Prompt:
Pick every line with "revenue" from the material below.

Record set:

☆ ☆ ☆ ☆ ☆ ☆ ☆

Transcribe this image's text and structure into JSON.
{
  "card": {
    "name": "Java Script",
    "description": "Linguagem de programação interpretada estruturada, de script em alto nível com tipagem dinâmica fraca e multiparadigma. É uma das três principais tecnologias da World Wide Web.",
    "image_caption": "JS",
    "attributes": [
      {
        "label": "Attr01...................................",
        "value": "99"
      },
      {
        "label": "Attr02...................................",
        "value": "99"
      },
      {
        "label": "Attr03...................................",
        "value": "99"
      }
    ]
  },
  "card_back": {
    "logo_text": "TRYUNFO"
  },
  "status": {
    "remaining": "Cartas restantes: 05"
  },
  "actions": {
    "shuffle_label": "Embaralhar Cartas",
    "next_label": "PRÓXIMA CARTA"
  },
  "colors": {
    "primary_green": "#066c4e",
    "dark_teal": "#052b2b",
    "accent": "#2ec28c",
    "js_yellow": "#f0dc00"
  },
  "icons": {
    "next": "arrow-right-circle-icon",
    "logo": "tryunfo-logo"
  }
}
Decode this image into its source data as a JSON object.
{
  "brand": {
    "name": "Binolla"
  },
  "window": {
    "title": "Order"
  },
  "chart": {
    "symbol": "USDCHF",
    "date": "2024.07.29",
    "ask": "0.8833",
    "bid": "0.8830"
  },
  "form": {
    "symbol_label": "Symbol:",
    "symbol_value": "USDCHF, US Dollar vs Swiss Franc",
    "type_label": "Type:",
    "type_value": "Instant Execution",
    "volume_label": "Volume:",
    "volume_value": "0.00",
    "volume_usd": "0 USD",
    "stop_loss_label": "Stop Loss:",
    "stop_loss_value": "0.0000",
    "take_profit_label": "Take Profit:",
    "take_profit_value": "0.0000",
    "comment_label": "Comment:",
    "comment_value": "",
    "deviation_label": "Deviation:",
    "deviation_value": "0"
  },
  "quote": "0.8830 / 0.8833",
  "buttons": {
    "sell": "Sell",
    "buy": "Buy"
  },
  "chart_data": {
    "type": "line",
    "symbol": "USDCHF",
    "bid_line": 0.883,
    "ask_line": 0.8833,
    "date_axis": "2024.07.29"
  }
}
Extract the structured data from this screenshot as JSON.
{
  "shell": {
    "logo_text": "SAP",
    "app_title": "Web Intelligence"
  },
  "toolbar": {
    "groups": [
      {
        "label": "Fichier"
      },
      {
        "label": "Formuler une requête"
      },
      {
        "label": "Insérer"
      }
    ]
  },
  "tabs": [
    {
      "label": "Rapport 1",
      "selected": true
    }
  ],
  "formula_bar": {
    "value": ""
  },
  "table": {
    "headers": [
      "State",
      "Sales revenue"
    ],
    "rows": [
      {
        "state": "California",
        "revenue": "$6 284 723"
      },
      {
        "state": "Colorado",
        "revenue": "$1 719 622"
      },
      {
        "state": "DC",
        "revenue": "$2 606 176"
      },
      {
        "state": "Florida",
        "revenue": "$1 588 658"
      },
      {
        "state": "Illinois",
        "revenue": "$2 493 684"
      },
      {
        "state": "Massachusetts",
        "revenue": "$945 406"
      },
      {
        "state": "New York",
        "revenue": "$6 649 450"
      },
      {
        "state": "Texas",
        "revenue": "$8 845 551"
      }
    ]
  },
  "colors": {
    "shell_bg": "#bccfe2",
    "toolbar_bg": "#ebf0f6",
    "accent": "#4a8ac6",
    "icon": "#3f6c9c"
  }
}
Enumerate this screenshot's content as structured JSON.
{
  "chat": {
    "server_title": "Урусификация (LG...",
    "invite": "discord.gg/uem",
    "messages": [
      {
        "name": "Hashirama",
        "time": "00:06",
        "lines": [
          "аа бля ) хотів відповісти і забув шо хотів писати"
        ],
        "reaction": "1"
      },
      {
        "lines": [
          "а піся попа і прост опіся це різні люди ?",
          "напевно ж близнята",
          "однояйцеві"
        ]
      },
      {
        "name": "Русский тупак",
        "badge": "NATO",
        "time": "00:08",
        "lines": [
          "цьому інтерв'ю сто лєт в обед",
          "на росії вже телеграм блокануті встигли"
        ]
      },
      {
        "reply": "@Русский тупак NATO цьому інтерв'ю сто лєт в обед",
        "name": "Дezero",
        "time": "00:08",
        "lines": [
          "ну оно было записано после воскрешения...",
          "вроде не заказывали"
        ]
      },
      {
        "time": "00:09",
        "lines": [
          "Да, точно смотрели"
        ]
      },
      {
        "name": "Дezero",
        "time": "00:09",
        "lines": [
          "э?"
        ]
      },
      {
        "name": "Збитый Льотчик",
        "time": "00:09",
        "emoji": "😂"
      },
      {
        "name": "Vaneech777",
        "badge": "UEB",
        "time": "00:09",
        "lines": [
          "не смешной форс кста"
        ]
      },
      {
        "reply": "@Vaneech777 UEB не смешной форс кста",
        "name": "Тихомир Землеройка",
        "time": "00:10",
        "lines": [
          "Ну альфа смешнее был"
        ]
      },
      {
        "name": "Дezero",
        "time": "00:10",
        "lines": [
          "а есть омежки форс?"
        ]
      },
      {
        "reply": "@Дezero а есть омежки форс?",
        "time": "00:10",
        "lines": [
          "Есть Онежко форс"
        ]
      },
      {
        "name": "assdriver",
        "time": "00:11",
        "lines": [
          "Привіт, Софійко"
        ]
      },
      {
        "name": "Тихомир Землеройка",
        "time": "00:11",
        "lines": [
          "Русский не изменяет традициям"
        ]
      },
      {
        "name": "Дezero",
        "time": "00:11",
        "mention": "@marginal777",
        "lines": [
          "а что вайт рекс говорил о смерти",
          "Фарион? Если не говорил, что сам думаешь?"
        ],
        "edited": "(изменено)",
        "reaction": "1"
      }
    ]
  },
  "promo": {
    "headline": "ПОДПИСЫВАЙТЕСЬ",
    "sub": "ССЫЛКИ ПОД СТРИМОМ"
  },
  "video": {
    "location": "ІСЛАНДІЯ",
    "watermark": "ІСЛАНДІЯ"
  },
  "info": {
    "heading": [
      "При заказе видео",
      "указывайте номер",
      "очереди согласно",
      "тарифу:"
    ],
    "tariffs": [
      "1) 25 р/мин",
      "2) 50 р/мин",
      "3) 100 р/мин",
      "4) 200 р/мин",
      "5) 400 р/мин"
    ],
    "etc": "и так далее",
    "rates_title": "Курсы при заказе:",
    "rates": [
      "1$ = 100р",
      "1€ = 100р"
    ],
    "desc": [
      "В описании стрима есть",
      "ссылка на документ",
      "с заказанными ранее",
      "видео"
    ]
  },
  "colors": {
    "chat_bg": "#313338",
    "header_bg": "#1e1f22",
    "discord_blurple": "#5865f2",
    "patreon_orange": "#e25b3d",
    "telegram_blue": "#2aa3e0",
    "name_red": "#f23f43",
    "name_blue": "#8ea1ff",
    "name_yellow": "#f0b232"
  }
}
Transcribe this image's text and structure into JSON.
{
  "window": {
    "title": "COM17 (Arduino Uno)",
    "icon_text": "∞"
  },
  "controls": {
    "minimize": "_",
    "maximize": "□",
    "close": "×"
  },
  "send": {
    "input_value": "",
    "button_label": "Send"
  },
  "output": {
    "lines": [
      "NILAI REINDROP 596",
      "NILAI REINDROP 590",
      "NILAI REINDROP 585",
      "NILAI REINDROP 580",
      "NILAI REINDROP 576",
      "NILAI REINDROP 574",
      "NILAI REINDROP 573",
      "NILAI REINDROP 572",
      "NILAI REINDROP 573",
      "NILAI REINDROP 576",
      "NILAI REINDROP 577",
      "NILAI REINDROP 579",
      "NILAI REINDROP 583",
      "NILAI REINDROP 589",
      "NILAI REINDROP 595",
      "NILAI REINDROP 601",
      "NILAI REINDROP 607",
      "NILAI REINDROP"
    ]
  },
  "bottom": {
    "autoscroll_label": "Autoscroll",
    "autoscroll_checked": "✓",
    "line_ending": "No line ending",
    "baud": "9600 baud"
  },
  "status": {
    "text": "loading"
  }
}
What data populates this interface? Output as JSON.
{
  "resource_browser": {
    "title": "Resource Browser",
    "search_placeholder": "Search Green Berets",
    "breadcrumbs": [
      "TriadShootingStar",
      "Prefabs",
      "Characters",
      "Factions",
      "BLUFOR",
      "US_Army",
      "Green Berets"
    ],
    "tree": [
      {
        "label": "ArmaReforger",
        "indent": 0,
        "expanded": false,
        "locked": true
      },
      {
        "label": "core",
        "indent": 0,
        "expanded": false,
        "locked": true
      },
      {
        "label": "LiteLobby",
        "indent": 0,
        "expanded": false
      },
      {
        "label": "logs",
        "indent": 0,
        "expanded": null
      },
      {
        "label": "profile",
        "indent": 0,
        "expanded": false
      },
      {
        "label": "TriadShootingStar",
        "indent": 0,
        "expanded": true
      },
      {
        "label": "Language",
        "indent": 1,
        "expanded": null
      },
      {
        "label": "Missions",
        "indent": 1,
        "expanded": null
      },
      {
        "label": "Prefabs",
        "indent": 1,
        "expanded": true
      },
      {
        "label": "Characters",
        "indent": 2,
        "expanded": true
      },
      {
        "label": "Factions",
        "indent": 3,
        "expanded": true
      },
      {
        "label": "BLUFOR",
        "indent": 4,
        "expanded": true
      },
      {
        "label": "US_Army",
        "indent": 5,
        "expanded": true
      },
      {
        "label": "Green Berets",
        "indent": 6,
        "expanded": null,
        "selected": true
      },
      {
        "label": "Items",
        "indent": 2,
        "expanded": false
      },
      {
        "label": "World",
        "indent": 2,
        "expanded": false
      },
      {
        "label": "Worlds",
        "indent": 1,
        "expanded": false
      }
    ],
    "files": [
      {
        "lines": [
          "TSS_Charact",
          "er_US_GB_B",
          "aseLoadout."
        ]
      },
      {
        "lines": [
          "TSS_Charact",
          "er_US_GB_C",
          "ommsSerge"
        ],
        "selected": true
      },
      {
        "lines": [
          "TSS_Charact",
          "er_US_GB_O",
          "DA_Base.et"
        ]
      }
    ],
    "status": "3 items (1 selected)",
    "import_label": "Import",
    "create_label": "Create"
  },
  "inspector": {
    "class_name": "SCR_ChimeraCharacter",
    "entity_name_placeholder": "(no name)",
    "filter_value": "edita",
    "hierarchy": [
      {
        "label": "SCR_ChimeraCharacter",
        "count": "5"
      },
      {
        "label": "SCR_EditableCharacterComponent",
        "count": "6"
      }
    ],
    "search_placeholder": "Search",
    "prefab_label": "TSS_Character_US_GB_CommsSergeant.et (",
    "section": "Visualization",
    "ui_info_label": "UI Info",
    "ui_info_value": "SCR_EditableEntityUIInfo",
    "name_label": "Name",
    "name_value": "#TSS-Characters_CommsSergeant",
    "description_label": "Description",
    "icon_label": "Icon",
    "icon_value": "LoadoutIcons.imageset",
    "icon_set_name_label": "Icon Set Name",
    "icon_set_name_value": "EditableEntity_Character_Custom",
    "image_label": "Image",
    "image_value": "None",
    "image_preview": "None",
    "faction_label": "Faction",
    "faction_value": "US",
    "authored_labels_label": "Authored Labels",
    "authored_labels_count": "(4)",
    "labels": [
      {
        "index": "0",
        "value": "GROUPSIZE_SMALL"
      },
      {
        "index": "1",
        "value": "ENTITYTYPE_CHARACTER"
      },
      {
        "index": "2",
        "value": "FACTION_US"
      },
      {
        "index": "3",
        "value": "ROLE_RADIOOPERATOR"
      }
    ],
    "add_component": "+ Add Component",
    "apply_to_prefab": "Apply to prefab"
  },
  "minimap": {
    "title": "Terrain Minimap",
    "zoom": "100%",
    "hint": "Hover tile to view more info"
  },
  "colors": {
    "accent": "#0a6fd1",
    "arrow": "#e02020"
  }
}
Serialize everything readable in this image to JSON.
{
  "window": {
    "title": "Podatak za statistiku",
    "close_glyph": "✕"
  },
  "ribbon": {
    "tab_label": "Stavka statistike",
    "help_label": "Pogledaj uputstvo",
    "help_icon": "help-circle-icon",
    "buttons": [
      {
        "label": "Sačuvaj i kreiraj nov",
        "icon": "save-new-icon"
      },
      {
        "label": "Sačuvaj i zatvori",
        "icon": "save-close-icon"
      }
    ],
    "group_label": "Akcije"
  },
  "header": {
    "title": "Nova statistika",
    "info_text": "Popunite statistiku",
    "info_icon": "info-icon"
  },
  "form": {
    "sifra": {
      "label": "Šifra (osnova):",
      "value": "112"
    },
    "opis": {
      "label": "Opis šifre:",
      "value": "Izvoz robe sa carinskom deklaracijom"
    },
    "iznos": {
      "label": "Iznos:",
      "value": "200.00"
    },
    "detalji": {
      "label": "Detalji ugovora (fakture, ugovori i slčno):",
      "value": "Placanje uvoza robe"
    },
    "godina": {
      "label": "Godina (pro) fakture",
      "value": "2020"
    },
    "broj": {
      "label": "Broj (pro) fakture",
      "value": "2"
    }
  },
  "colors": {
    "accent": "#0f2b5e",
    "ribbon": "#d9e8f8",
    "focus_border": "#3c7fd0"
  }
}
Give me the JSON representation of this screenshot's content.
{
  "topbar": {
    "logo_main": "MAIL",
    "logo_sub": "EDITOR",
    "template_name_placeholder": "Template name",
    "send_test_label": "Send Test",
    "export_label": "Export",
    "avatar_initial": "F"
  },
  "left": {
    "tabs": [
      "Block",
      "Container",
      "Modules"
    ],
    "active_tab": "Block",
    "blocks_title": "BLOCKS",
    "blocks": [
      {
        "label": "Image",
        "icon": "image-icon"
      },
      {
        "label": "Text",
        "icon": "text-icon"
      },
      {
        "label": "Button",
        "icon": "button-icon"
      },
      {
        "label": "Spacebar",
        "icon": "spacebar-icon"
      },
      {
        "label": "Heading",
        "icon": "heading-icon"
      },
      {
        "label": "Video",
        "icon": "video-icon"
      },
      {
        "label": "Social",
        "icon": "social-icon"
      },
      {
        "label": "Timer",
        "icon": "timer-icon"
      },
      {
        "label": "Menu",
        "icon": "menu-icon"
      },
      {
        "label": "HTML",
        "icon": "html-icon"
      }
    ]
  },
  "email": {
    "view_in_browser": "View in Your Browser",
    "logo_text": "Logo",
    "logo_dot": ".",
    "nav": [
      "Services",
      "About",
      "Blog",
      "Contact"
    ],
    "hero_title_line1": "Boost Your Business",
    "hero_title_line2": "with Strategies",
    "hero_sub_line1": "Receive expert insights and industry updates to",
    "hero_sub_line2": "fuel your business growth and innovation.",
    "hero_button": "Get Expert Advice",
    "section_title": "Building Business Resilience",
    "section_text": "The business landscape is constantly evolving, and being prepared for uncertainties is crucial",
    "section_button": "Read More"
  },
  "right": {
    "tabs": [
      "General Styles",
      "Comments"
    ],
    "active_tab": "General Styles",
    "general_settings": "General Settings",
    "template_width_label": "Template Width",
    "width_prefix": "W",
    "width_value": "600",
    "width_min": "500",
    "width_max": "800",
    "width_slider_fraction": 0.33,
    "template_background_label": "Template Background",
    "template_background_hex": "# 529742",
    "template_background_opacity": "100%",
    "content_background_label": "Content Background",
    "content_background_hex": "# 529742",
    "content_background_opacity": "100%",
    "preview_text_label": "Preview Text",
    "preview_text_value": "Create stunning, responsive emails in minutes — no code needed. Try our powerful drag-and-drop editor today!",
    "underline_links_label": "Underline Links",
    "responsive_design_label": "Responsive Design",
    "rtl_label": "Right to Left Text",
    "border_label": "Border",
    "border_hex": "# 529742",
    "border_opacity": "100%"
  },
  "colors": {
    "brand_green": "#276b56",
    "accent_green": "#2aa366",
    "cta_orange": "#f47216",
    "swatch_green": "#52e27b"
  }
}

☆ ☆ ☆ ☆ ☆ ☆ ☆

Answer to this exercise:
      "Sales revenue"
        "revenue": "$6 284 723"
        "revenue": "$1 719 622"
        "revenue": "$2 606 176"
        "revenue": "$1 588 658"
        "revenue": "$2 493 684"
        "revenue": "$945 406"
        "revenue": "$6 649 450"
        "revenue": "$8 845 551"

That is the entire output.